**What this task involves**: Present the count of lines in the entries below that hold "ProsaMED", and present nothing else.

[Data entries]
::::
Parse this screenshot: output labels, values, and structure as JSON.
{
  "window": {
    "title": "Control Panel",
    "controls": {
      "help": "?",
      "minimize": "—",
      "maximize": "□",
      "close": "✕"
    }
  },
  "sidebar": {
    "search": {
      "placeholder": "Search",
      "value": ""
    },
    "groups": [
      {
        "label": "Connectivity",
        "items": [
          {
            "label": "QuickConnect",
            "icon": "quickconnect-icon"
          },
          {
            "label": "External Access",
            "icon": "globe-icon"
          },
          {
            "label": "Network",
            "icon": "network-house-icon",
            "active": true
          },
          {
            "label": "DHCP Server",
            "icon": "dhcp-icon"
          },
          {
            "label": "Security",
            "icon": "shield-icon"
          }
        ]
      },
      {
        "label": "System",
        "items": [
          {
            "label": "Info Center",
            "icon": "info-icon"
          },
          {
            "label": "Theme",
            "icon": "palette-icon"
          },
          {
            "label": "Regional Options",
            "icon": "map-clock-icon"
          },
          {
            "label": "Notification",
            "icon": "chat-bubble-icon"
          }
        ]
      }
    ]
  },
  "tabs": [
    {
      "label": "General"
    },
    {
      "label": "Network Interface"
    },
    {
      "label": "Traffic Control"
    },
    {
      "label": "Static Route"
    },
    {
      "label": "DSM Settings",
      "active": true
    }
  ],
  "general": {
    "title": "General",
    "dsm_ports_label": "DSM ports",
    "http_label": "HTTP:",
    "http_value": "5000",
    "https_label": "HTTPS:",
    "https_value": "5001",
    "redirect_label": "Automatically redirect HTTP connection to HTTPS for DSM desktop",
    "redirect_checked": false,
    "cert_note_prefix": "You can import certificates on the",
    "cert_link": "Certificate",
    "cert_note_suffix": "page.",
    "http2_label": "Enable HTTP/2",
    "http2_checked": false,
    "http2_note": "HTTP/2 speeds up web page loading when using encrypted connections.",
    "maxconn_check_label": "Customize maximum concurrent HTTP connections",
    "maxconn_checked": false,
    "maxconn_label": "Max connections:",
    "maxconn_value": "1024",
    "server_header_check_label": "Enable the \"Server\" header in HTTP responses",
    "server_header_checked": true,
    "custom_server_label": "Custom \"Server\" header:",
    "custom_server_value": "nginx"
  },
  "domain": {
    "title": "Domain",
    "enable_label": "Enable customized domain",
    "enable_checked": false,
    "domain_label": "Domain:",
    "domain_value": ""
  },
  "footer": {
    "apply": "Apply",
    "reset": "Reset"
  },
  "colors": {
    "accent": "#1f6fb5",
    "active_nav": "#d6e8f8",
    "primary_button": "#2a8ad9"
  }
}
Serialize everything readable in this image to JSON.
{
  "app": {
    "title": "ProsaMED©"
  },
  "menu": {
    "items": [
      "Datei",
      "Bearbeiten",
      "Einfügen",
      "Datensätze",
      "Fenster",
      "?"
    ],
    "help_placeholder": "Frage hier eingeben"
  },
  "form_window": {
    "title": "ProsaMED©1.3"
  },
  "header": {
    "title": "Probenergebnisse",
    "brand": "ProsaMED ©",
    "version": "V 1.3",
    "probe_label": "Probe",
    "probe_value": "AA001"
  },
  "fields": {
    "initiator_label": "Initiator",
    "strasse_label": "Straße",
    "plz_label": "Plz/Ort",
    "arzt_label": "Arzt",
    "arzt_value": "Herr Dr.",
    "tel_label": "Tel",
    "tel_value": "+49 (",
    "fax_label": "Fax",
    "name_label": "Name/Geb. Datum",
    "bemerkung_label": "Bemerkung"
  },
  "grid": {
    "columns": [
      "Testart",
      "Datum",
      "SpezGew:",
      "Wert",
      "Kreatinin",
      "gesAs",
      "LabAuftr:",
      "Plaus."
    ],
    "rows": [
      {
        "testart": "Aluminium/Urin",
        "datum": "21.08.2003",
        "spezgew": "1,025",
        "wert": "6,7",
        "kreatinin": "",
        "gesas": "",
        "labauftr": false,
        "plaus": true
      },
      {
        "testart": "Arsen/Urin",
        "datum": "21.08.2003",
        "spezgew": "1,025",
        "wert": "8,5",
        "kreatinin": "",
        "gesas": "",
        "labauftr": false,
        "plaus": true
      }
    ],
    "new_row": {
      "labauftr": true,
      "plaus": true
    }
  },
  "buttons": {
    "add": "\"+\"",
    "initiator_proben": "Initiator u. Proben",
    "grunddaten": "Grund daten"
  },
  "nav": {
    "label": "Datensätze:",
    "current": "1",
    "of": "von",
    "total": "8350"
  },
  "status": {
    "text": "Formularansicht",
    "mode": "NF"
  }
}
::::
**Answer space**: 3